"Even setting that aside, they used fiberglass and styrofoam to make it from."

So?


"So do you think this would even be a topic of discussion if they had made it out of bronze or something non-flammable?"

Probably not.


"Of course not. There would have been a flash of light, a loud boom, maybe a little scorch mark, and maybe a noise that sounded like a big bell just got shot by a howitzer."

So you're saying God zapped it because he was offended by the cheap cost of construction?


"God hates cheap. Just ask all those televangelists driving limos and flying in private jets. It probably isn't the first time God's waxed a bad icon. It was a very disturbing representation."

How so?


"Look at it."




"He's chest deep in water. He looks more like a victim of a shipwreck than the son of God."

Hmmm, never thought of that Rhondo.


"One could even make the argument that he looks more like a tourist at a Mardi Gras parade in New Orleans."

It did have a "Throw me something Mister" quality about it. Any chance we'll see the likes of this again?


"I'm sure the church will rebuild it. I just hope they use more fire resistant materials this time around."

What if they use the same materials?

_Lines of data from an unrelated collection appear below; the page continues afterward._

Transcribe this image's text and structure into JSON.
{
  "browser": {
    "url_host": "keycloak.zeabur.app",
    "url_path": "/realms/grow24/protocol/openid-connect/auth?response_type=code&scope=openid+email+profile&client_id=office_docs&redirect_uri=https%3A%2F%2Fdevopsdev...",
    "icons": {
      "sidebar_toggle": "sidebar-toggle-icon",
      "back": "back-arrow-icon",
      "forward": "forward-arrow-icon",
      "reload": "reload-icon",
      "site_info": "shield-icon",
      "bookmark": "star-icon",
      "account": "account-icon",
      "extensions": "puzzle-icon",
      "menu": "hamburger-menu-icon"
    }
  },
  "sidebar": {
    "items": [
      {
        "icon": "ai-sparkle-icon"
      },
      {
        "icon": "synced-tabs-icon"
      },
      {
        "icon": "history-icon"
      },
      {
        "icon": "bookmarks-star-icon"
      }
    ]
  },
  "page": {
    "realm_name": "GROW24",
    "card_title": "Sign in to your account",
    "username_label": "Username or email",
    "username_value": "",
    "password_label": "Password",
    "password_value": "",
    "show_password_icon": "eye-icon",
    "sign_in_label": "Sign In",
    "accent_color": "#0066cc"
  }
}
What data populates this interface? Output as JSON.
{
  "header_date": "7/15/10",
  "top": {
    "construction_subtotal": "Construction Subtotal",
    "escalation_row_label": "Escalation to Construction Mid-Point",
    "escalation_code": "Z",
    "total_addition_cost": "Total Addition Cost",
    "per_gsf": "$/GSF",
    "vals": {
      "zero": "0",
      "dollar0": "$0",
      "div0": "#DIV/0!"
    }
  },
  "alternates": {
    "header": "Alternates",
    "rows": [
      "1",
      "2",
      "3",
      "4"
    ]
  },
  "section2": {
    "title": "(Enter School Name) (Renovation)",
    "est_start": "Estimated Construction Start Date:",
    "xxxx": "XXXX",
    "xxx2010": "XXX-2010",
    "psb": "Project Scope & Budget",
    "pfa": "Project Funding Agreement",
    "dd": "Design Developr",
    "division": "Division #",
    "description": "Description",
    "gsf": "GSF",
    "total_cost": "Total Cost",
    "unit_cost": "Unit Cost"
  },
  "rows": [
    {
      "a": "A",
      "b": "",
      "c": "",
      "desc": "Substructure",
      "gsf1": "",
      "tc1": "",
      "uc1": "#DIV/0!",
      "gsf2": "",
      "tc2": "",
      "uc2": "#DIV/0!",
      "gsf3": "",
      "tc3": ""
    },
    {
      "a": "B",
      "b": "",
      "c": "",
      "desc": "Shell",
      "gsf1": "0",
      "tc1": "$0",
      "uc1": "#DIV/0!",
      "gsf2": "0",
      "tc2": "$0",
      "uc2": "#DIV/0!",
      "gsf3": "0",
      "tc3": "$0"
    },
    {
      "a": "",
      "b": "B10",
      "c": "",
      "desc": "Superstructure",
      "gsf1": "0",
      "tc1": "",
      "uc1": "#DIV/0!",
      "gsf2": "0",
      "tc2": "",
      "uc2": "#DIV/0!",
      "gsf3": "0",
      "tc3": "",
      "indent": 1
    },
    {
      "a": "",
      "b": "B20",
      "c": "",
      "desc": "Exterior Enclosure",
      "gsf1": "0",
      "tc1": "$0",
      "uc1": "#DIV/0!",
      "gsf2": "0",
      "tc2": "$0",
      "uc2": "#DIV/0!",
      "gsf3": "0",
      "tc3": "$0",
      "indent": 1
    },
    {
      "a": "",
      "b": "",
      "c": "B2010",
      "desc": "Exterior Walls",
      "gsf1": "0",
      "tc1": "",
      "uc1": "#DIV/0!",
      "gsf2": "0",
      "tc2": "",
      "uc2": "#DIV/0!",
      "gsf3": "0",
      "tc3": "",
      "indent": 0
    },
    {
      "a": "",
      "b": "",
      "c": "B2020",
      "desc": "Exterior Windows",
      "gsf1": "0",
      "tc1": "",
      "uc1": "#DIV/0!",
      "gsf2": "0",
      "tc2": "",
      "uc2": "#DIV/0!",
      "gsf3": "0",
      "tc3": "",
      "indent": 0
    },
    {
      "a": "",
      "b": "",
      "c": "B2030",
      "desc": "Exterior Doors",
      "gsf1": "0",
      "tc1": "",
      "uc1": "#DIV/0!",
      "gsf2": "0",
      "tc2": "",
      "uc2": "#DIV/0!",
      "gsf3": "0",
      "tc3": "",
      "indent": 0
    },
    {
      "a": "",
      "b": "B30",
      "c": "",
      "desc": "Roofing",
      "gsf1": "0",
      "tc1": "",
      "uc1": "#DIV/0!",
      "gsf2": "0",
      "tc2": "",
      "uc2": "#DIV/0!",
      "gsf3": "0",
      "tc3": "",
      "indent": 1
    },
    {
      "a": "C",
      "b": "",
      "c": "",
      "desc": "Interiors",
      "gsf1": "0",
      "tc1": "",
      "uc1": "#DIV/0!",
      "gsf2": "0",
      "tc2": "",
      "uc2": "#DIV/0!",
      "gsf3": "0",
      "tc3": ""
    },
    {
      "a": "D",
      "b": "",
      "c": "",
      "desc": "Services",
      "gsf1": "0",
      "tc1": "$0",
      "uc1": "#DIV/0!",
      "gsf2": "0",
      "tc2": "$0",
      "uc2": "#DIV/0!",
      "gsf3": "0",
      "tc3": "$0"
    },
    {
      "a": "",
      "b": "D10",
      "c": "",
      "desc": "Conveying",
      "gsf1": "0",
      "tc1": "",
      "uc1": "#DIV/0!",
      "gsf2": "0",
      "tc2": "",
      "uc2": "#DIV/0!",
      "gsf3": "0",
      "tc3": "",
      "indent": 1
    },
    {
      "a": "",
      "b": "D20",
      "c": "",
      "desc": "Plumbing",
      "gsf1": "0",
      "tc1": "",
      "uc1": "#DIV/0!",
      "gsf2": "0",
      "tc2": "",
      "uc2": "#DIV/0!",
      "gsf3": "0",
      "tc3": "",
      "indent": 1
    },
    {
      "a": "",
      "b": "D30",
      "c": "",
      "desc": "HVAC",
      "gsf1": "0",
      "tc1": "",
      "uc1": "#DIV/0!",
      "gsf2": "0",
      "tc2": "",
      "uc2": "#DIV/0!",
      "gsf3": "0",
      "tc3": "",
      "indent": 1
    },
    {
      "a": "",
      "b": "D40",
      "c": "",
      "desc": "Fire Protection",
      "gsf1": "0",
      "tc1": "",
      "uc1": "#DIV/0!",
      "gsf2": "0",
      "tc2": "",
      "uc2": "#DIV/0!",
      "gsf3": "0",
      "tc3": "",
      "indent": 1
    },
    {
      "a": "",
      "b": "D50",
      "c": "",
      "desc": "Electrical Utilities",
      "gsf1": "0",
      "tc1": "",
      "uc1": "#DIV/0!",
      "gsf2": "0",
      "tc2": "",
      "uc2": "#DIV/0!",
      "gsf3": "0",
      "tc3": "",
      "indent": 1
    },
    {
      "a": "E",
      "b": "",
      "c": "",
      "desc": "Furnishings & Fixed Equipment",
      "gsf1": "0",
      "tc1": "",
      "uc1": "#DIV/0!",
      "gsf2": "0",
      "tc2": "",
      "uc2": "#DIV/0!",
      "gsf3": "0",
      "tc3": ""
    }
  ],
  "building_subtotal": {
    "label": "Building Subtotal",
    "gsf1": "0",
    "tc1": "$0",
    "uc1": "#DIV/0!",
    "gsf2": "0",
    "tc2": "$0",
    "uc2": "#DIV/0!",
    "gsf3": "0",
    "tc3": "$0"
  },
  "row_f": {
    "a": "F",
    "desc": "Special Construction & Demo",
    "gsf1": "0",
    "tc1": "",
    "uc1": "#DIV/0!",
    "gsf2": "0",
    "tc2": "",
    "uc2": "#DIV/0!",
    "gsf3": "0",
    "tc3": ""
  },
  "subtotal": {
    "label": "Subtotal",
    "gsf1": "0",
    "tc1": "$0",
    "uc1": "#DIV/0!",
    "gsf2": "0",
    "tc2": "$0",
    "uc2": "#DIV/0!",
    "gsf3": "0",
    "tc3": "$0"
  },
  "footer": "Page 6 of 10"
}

"I'm prepared offer up my services as a fire supression consultant."

"Fire Supression Consultant"?


"Yep."

What qualifies you as a "Fire Supression Consultant"?


"I'm a specialist in the "Urinary Services" field. I've got a couple of years of experience."

True. By the way, one more "crime against flooring" and you'll be taking your act on the road.


"I'm willing to suffer for my art."

It's all about choices Rhondo. Got anything else for me?


"Mike, can I borrow twenty bucks until payday?"

Rhondo, you're an intern. You get paid in work related experience.


"Need a "Fire Supression Consultant?"

No.


"I wouldn't be so sure."

*door closes*

Until the next time, all y'all take care of yourselves.

Air Traffic Mike, ret.